These days I keep hearing the lament of Hyderabad dying for so and so reason. There is a ‘dominant’ viewpoint that MNCs, software companies, six-lane roads, tall buildings with glass facade, KFCs, Mcdonalds, malls, etc., constitute a state of vibrancy, and any disturbance to such an atmosphere is considered as sacrilege. This segment is worried that if this is disturbed, it will hurt the investment flow into Hyderabad.
Such a view does not consider a few of the following facts:
1. This cycle of transactions encompasses only less than 10 percent of city’s population and the economy of 90 percent is different.
2. Capital inflows do not necessarily come from MNCs, NRIs or foreigners, it is more from the large number of migrants, who move their critical financial investments to this city. Additionally, capital inflows of MNCs/NRIs are vulnerable to many factors and not necessarily only to political disturbances. Where there is profit, and higher margins, global capital moves in, irrespective of socio-political and socio-economic conditions. Oil producing countries are a good example. Political conditions have never made global capital ‘risky’, but the fiscal regime and its integration is a key factor.
3. In the last decade, six-lane roads and modern buildings have appeared at the cost of local natural resources, public funds and huge ‘local’ displacement of people from their places of living. This has increased urban poverty.

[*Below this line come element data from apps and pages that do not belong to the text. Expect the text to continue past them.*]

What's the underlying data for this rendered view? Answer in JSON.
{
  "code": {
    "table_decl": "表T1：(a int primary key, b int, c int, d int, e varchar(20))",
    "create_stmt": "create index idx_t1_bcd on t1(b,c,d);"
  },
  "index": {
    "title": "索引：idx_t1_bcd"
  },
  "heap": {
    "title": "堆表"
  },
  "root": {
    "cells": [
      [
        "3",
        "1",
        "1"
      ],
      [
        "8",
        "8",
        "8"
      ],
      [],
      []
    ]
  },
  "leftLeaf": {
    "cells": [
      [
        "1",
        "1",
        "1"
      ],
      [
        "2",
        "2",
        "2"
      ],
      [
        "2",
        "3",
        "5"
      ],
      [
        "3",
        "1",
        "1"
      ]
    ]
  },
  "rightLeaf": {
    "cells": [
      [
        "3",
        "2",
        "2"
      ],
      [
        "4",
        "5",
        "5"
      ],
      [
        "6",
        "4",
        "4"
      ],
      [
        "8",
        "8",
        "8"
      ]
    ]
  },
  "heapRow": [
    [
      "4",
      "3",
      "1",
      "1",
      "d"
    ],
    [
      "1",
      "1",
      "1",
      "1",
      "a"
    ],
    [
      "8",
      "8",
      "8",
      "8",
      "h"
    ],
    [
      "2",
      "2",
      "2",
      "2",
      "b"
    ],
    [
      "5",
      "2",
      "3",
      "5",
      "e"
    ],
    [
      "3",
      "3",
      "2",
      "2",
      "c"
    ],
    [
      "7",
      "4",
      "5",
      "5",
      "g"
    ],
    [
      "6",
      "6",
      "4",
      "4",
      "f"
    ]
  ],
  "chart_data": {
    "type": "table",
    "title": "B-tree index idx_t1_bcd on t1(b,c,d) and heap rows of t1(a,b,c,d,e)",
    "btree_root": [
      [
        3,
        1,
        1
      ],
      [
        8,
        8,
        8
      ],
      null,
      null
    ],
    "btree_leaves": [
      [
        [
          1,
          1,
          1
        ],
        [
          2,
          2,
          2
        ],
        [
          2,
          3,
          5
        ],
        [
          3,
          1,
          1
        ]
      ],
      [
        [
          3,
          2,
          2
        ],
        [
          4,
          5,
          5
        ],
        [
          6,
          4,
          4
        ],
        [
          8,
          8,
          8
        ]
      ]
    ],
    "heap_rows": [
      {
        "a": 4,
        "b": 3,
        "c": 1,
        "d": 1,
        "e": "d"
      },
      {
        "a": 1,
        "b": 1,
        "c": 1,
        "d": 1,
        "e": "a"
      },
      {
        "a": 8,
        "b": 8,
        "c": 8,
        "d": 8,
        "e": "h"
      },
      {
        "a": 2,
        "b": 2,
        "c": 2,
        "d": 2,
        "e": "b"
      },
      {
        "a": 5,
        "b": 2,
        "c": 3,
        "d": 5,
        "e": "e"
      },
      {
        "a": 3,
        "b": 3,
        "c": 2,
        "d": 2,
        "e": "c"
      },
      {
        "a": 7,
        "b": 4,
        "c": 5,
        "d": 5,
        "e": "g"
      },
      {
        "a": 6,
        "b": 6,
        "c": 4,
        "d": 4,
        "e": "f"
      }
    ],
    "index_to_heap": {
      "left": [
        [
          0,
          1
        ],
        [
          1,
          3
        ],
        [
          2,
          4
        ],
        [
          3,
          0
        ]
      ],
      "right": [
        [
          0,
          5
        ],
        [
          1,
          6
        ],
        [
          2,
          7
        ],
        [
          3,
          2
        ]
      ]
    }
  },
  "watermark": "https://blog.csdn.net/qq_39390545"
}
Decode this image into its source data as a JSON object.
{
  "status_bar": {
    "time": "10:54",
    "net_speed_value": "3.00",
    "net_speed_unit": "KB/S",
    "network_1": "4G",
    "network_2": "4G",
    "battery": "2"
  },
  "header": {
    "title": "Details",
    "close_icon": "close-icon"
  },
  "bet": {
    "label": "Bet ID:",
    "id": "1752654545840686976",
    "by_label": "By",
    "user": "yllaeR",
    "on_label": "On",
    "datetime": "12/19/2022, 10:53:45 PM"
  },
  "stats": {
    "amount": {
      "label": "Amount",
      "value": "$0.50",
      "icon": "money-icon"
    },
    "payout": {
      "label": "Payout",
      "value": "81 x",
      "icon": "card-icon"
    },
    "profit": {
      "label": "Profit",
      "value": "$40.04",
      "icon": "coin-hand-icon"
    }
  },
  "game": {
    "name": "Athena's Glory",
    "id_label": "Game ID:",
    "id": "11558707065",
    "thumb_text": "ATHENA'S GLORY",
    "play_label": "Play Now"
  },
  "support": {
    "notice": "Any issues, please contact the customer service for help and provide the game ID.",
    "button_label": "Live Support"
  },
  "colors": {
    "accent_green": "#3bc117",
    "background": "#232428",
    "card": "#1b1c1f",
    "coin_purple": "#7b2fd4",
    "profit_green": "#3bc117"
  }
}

4. Contribution of Hyderabad’s ‘facade’ of growth has led to adverse impact on climate change, which in turn is leading to major health crises, individual and cumulative.
5. Uneven wealth accumulation, obnoxious display for material possessions and blatant consumerism has led to deterioration in social relations, fragmentation of family culture and increase in crime.
6. City management, in regulating growth, provision of services and maintenance of ‘common’ facilities, has taken a significant ‘negative’ impact, leading to water and sanitation problems. Corruption is all pervasive.
Politicians, bureaucrats and people who man the institutions that judges them are all beneficiaries of this uneven and unnatural growth of Hyderabad at the cost of natural resources and majority of poor people. They hold the power to decide, arbitrate and dictate the course of growth and development.
Given this state of injustice and inequity, I often wonder why people keep worrying about the ‘death’, or mauling of Hyderabad. Their worry about this hollow ‘brand’ Hyderabad worries me. Anyone who supports the growth of this anarchy is either a beneficiary (fully or partially) or ignorant of facts. Symbols of such growth anarchy are visible all around us – huge mountains of ‘wet and dry’ hazardous waste, polluted air and water, squatter colonies, rising variety and number of crimes, visible unemployment, increasing migration, etc.
Is Hyderabad dying this way, or any other way?